FDA report: Medical device oversight too lax

[JURIST] Vague language and inconsistent interpretations of policy have hindered the Food and Drug Administration's (FDA) [website] ability to effectively evaluate and approve medical devices, according to a new FDA report [text, PDF] released Wednesday. A committee from the FDA's Center for Devices and Radiological Health (CDRH) [website], which regulates medical devices sold in the US, conducted the report to address concerns over whether the current 510(k) program, which oversees the approval of devices similar to those already approved, achieves its goals of "making safe and effective devices available to the public while fostering innovation." The committee recommended that language be improved to require producers of medical devices to submit more safety information to receive approval and be able to more easily revoke approval for products that prove to be unsafe or ineffective. The committee found that the FDA's unclear expectations of would-be medical devices are resulting in lax standards and avoidable complications:
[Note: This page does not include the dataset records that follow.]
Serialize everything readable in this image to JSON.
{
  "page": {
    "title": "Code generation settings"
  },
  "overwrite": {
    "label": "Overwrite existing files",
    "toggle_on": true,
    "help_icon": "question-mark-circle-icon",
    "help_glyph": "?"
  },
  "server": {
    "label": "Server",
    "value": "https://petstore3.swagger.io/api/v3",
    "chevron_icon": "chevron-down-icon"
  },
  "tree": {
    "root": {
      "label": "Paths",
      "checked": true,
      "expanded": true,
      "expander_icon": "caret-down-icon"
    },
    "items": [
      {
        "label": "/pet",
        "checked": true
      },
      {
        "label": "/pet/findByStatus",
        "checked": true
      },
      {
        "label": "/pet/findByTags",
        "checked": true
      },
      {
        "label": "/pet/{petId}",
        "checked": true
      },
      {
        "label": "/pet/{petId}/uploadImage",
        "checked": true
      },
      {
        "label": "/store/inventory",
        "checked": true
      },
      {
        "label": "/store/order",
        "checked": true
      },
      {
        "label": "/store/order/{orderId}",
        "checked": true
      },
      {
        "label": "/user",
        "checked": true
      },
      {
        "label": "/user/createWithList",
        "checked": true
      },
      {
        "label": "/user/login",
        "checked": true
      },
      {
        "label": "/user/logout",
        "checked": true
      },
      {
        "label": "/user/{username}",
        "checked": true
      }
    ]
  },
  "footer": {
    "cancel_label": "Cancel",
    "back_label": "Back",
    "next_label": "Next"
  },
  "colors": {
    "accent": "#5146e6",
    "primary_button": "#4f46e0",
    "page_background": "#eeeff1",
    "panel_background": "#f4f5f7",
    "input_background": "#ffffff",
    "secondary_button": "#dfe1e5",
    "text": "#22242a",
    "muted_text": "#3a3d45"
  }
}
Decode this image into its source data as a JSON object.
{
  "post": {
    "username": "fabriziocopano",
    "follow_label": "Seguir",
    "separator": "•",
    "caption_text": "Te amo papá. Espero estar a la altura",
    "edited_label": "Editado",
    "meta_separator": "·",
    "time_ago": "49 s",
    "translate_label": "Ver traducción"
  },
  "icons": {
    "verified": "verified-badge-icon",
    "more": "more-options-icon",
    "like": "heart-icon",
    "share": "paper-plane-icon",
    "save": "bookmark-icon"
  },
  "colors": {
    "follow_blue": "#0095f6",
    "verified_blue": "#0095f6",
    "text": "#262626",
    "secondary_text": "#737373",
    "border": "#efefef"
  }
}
With regard to informed decision making, the Working Group found that it is challenging for review staff to obtain, in an efficient and predictable manner, sufficient device information to make well-supported decisions. To obtain such information without creating unnecessary delays and burden, CDRH must provide submitters with as much up-front clarity as feasible about its evidentiary expectations.The Working Group therefore recommends that CDRH take steps to foster the submission of high-quality 510(k) device information, in part by better clarifying its expectations for 510(k) content.
CDRH Director Jeffrey Shuren [official profile] said that his agency is ready to make the necessary improvements [press release] in order to "support device innovation while assuring patients receive safe and effective devices." CDRH has opened another public docket to receive additional comments on the report, which it will review before proposing any changes.

The CDRH established the staff committee last year. Since then, it has been reviewing input from public meetings, open dockets, data analyses, and input from CDRH staff to make the evaluation. Section 510(k) of the Food, Drug and Cosmetic Act [text] requires device manufacturers to notify FDA of their intent to market a medical device at least 90 days in advance, so the FDA can inspect and classify it.

 

About Paper Chase

Paper Chase is JURIST's real-time legal news service, powered by a team of 30 law student reporters and editors led by law professor Bernard Hibbitts at the University of Pittsburgh School of Law. As an educational service, Paper Chase is dedicated to presenting important legal news and materials rapidly, objectively and intelligibly in an accessible format.

© Copyright JURIST Legal News and Research Services, Inc., 2013.